My two oldest daughters are 15 and 13. We are not friends. It's not that we don't have a good relationship. We talk, we have a good time together and we don't fight all that much. We're not friends because I don't want to be their friends.
If I were my daughter's friend, I couldn't be her parent --
and being her parent is much more important.
I don't need to entertain her. Friends are there for a good time, but it's not my job to make sure my kids are never bored. It's my job to make sure they do their homework and pull their weight around the house. It's also important for kids to know that you have other things going on that need your attention. It's not always just about them and what will entertain them.
I don't gossip. I speak don't speak poorly of my children's friends and classmates and I don't let them do it either. I don't speak poorly of other adults or teachers in front of my kids and I make sure they show respect for those around them.
I don't encourage her to do age-inappropriate things. You may not be the cool parent, but don't let your kids talk you into letting them act like adults in their habits, entertainment or relationships. They are not ready for them. When teens do adult things, like drink alcohol or have sexual relationships, it actually stunts their emotional growth.
I don't sit by her at football games. While family time is important, it is also important for your kids to socialize on their own with people their own age. In her adult life, my daughter is going to need to learn to deal with more than me. She'll have co-workers, neighbors and hopefully, someday, a family of her own. She needs to learn how to not only talk to and work out relationships with others, but make decisions on her own free from my hovering. (Plus, her friends are way more fun at football games.)
I'm honest with her. If my daughter's room, hair or personal life is a mess, I'm going to tell her. If she's doing something that could offend someone else, I'll tell her that, too. Kids are never going to learn to do the good stuff if no one points out the difference.
I say, "No." You don't get everything you want in life and everything you want is not good for you.

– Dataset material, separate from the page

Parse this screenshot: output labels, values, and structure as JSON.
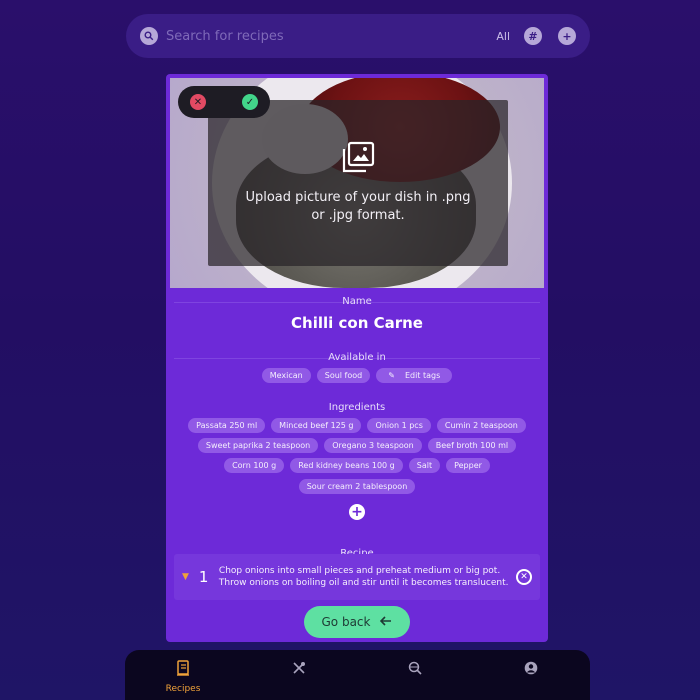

Too many kids feel entitled to have everything on their Christmas list and every whim catered to. Telling your kids, "No," can not only keep them out of trouble, it can help them learn to deal with disappointment. It can teach them they don't get everything they want and that's OK.
I have expectations. Your friends don't expect much of you except to be fun and be able to text and use social media with prowess. I want so much more from my kids. I want them to do good things. I want them to be responsible. I want them to contribute to the community around them. I want them to grow up and make the world a little better for being in it. That means I expect things from them. I expect them to work hard. I expect them to think of and do things that don't only benefit them.
I never never withhold my attention or affection and don't try to win hers. Friendships can be fickle. I'm in this relationship for the long haul. When she hurts me I'll let her know I love her anyway. But, I won't bend over backwards to get her to like me. Friends come and go, but I'll never give up on her and I'll always be there.
So while I can't think of anyone who wouldn't be lucky to have my daughter as a friend, I'll stick with being the parent. It will be better for me, and her in the long run.